DOI or URL of the preprint: https://www.biorxiv.org/content/10.1101/2022.07.18.500182v1
Version of the preprint: 1
Author's Reply, 01 Sep 2022
Decision by Samuel Abalde, posted 22 Aug 2022
Dear members of the Metazoa Phylogenomics Lab,
Thank you for your submission and apologies for the delay in our response; I am sure you understand this is a hard time of the year to get the review of a manuscript done. You will see two reviewers have agreed to review your manuscript. I was waiting for a third one, but because I did not want to delay my decision any longer I have decided that my own review would be enough.
We all agree on the merit of this work. Not only MATEdb has the potential to become an important resource for the community, but the manuscript clearly describes the importance of making such database available. Thus far, this project is a great example of open science and I would like to congratulate you for that.
Importantly, we all have comments that should be addressed before the final acceptance or, in PCI terms, recommendation of this manuscript. You can see the reviewers comments in the revision panel, but I will detail my own comments here below:
My major concern regarding this manuscript and the database is that it feels misleading. The database name and repeating sentences along the manuscript such as “we present here Metazoan Assemblies from Transcriptomic Ensembles (MATEdb v1), a continuously updated and curated database of hundreds of high-quality transcriptome assemblies from different animal phyla,” make you think of a sound metazoan database with many phyla represented. However, up to this moment only two phyla are included: Arthropoda and Mollusca. I presume your idea is to expand this database, but this manuscript should present the database as it is now. This (temporary) incompleteness should be addressed, either by toning down this kind of sentences or by explicitly saying something along the lines “we include these phyla now but we are working on incorporating these other at the moment”. Related to this, a paragraph summarizing your road map of future work would make a good addition to the manuscript.
Another major concern -that could also be considered a suggestion for future work- is that no references have been made about how you made sure the transcriptome of a species actually belongs to that species. I am thinking of contamination, mislabeled transcriptomes in the databases and that kind of things. This is not a frequent issue but it is potentially problematic, and its consequences in downstream analyses can be important. Since you already have the set of proteins for all species, it could be a good idea to make tree inferences at several phylogenetic levels to confirm the recovered topologies and branch lengths make sense.
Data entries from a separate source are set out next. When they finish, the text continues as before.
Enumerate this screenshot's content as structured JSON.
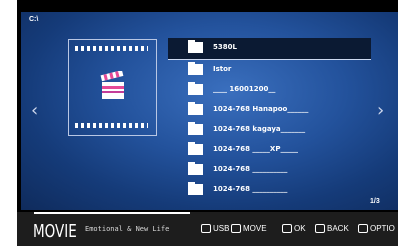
{
  "path": "C:\\",
  "files": [
    {
      "name": "5380L",
      "selected": true
    },
    {
      "name": "Istor",
      "selected": false
    },
    {
      "name": "____  16001200__",
      "selected": false
    },
    {
      "name": "1024-768  Hanapoo______",
      "selected": false
    },
    {
      "name": "1024-768  kagaya_______",
      "selected": false
    },
    {
      "name": "1024-768  _____XP_____",
      "selected": false
    },
    {
      "name": "1024-768  __________",
      "selected": false
    },
    {
      "name": "1024-768  __________",
      "selected": false
    }
  ],
  "page_indicator": "1/3",
  "bottom_bar": {
    "title": "MOVIE",
    "subtitle": "Emotional & New Life",
    "hints": {
      "usb": "USB",
      "move": "MOVE",
      "ok": "OK",
      "back": "BACK",
      "option": "OPTIO"
    }
  },
  "progress": 0.41,
  "icons": {
    "folder": "folder-icon",
    "clapper": "clapperboard-icon",
    "left": "chevron-left-icon",
    "right": "chevron-right-icon"
  },
  "colors": {
    "viewport": "#23529c",
    "selected_row": "#0b1a33",
    "bar": "#1d1d1d"
  }
}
This could also help you pinpoint contaminants (or contaminated transcriptomes) from metazoan sources now that non-metazoan contaminants have been removed with BlobTools.
Finally, I have to agree with one of the reviewers about the necessity of differentiating this new database from other available resources such as MolluscDB. The goal of a database is to make data easily available for the community, but the duplication of resources can actually become an obstacle and make more harm than good. What does MATEdb bring to the table that other databases do not?
Apart from that, all I have are minor comments:
- You say in the introduction that the database includes new transcriptomes generated by you but there are no references to this work. How did you generate them? I see in Supp. Mat. Table 1 there is only one new transcriptome, is that correct?
- What happened to all the data in Supp. Mat, Table 1 without database information? Where does it come from?
- The tables should have a caption. I would like to see them embedded within the tables, but to include a caption in the manuscript would be an acceptable solution. For instance in SM Table 1 I personally understand “C, S, D, F, M” mean “Complete, Single-Copy, Duplicated, Fragmented, Missing” genes in BUSCO, but you need to make the table self-explanatory.
- I see no link to MATEdb in the manuscript. I think you could include one in the “Database availability” section, but you could also mention that such link is available through the Github repository.
All in all, I think we all agree on that this is a great and exciting initiative and look forward to seeing how you address our comments.